In a bid to capture a chunk of the $30 billion Australian telecommunications market, system integrators will need to “forge partnerships” with telcos, according to an industry expert at Carriers World Australia 2003.
While the players may go head-to-head for business, the partners will also work in a mix of co-operation and competition,” director of Optus Wholesale and XYZed (SingTel Optus), David Rampa, said.
Rampa was speaking about the expectations for the evolution of the Australian carrier market.
“Co-operate to compete,” he said, acknowledging the telco service delivery models were still being etched out.
The key question is: “Where are the growth opportunities? Where is the value add?” Rampa asked.
He highlighted overall telco market opportunities. They included: Wholesale (focusing on infrastructure), retail (offering managed services), and alternative channels (bundling to niche markets and outsourced service).
Look to utilities as another hot “emerging market,” he said.
System integrators, in particular, could offer end-to-end solutions, becoming savvy in the desktop-to desktop management arena catering to the SME space, Rampa told ARN.
In addition to desktop management, other opportunities include peddling voice/data solutions, offering application support, security, full outsourcing, as well as back-up services.
“The data component in the corporate space is a main market,” he said.
Overall, Rampa said the global market would segment into a few major telco players, a host of specialised service providers, two or three regional providers as well as content/application providers.
“Virtual service providers will need strong branding, available capital, telco partners and favourable regulatory conditions,” he said.
But before a market upsurge and noticeable partnership success, Rampa said the sticky issue of demand and supply remained a key challenge today.
“In the rush to exploit the famous rivers of gold running over fibre, there are two major problems: the industry is estimated to be burdened by $US1 trillion of debt [as much as half of that still needs to be written off]; and there’s a massive oversupply of capacity, which has a significant downward pressure on pricing,” he said.
But, Rampa said, the industry was turning a corner. Several telco players – including Optus and Primus, among others – had reported increased revenues, and he expected prices to stabilise within the next 12 to 18 months.
The trend towards consolidation - IP1 was sold to Telstra, while DigiPlus scooped up B-Digital, for example – was heating things up and reshaping the industry.
Moving towards converged networks was another positive step, he said.
“We need convergence to get seamless connectivity,” Rampa said.
“The telco industry continues to change at an increasing rate,” he said.
This was evident in the evolving buy/sell situation with Telstra and what that meant for the telco market moving forward.
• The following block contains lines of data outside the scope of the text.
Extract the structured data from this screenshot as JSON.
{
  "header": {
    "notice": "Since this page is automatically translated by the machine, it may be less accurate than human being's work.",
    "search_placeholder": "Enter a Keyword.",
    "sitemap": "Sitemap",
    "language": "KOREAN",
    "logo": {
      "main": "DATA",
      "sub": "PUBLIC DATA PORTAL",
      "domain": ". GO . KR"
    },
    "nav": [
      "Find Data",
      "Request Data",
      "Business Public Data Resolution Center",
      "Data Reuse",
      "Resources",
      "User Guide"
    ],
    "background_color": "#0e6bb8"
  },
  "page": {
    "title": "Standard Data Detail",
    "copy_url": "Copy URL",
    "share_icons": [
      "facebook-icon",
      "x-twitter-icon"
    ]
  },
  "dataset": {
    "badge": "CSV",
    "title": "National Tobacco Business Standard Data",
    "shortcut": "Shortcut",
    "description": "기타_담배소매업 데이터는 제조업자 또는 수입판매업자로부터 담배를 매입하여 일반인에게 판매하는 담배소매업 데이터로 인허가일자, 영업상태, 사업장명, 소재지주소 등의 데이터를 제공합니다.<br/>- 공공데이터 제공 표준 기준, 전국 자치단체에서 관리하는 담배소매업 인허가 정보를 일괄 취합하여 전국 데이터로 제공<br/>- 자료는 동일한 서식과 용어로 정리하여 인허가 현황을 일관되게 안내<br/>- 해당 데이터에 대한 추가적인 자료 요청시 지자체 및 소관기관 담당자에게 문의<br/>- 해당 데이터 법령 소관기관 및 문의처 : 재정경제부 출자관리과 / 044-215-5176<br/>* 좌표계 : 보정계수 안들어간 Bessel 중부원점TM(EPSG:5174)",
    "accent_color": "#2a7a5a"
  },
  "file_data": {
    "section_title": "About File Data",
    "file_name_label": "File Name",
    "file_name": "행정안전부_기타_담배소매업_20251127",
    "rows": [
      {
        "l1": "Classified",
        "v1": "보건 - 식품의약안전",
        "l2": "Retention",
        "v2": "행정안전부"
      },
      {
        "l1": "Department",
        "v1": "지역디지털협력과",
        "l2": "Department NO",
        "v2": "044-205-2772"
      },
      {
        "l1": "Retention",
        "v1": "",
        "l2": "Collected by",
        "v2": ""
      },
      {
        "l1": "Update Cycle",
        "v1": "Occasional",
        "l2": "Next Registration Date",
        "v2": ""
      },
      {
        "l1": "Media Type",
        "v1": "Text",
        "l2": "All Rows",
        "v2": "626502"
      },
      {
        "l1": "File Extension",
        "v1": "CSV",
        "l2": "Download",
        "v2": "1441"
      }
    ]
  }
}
On the wireless front, globally, carriers were still to prove their capability, Rampa said. To make a mark in this category, the industry needed standardised protocols, a reduction in costs, and ubiquitous, seamless availability.
Looking ahead, he said the future of telecommunications involved a packet-based architecture, which would offer seamless service irrespective of networks, cable and PSTN.